===== Dataset

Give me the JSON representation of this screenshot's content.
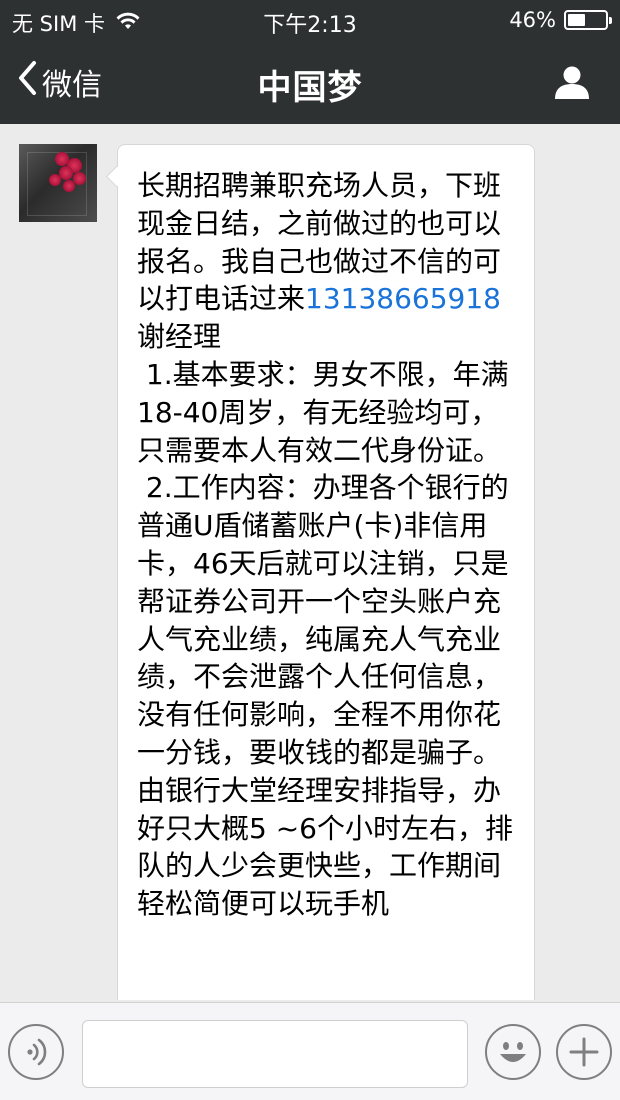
{
  "status_bar": {
    "carrier": "无 SIM 卡",
    "time": "下午2:13",
    "battery": "46%",
    "battery_level": 0.46
  },
  "nav": {
    "back_label": "微信",
    "title": "中国梦"
  },
  "message": {
    "text_before_phone": "长期招聘兼职充场人员，下班现金日结，之前做过的也可以报名。我自己也做过不信的可以打电话过来",
    "phone": "13138665918",
    "text_after_phone": "谢经理\n 1.基本要求：男女不限，年满18-40周岁，有无经验均可，只需要本人有效二代身份证。\n 2.工作内容：办理各个银行的普通U盾储蓄账户(卡)非信用卡，46天后就可以注销，只是帮证券公司开一个空头账户充人气充业绩，纯属充人气充业绩，不会泄露个人任何信息，没有任何影响，全程不用你花一分钱，要收钱的都是骗子。由银行大堂经理安排指导，办好只大概5 ~6个小时左右，排队的人少会更快些，工作期间轻松简便可以玩手机"
  },
  "input_bar": {
    "placeholder": ""
  }
}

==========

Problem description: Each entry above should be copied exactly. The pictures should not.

Task output:
Give me the JSON representation of this screenshot's content.
{
  "status_bar": {
    "carrier": "无 SIM 卡",
    "time": "下午2:13",
    "battery": "46%",
    "battery_level": 0.46
  },
  "nav": {
    "back_label": "微信",
    "title": "中国梦"
  },
  "message": {
    "text_before_phone": "长期招聘兼职充场人员，下班现金日结，之前做过的也可以报名。我自己也做过不信的可以打电话过来",
    "phone": "13138665918",
    "text_after_phone": "谢经理\n 1.基本要求：男女不限，年满18-40周岁，有无经验均可，只需要本人有效二代身份证。\n 2.工作内容：办理各个银行的普通U盾储蓄账户(卡)非信用卡，46天后就可以注销，只是帮证券公司开一个空头账户充人气充业绩，纯属充人气充业绩，不会泄露个人任何信息，没有任何影响，全程不用你花一分钱，要收钱的都是骗子。由银行大堂经理安排指导，办好只大概5 ~6个小时左右，排队的人少会更快些，工作期间轻松简便可以玩手机"
  },
  "input_bar": {
    "placeholder": ""
  }
}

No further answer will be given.